In Death of a Salesman, how does Willy's character show that this is a play about "rotten decadence"?
One possible approach to reading and understanding this play is to regard it not as a personal tragedy resulting from the failings of one individual, but as a lament to a society that is structured to bring such individuals to ruin. Some argue that Miller intended this play to expose the corrupting influence of American society and how materialism and the myth of the American dream was responsible for the tragedy of so many. If you take this view, then Willy is cast in the role of helpless victim as he is prey to wider and bigger societal forces that exert their influence on him.
It appears that Miller uses the tragedy of this ordinary man (note Willy's last name, Loman, which seems to point toward his status as a "low man") to make serious comments about the state of American society. The most significant challenge that Willy presents against such a society that is consumed by materialism is the inevitable conclusion that he comes to: he decides that twenty thousand dollars is worth more than his life. And yet, the play asks, can a man really only be valued at the amount of money he is worth?
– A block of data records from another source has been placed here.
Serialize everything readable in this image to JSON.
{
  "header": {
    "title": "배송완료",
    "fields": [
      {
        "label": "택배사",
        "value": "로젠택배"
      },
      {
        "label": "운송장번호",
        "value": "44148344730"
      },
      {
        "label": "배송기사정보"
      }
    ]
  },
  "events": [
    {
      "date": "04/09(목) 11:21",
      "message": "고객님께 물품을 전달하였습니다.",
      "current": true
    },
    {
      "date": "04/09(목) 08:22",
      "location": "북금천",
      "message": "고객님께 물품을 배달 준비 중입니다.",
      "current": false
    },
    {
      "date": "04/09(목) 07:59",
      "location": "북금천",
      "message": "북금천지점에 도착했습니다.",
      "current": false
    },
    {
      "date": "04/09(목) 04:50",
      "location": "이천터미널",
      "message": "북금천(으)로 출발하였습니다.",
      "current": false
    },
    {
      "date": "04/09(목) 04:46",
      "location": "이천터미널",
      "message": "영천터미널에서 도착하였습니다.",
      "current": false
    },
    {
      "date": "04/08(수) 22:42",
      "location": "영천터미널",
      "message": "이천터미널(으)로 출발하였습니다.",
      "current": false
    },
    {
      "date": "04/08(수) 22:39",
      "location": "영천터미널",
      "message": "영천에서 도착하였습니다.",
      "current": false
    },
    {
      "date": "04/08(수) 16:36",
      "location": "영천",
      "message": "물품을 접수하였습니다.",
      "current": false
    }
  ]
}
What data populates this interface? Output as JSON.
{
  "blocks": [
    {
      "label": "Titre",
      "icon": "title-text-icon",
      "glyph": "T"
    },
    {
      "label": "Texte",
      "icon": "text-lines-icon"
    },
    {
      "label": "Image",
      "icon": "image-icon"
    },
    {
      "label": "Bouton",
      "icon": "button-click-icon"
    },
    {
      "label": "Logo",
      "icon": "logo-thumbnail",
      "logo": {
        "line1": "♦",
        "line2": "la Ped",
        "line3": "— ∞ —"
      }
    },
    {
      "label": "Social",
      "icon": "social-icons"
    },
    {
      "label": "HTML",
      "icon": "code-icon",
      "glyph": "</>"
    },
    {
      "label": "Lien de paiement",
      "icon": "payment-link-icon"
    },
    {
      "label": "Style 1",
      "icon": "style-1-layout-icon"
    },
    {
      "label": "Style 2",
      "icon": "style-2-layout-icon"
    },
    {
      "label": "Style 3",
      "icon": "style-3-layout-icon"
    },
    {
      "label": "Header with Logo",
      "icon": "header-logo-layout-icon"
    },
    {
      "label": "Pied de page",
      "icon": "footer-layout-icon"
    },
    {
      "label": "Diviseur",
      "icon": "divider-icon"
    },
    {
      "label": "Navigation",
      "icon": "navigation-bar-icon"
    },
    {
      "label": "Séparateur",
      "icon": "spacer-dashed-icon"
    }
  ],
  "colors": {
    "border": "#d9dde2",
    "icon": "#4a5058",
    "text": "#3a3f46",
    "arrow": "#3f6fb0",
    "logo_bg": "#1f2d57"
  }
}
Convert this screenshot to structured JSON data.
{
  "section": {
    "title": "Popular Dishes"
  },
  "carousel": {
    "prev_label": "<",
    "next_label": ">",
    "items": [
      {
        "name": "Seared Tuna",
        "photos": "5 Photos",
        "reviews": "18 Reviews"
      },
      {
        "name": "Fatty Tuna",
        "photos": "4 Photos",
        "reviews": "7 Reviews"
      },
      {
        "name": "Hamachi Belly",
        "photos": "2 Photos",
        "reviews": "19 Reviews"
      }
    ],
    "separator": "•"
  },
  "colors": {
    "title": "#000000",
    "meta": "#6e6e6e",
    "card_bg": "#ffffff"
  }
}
The warning is clear - if American society has been successful in giving humans a monetary value, then they have also reduced human beings to nothing more than commodities, leading to dehumanisation and the objectification of humanity.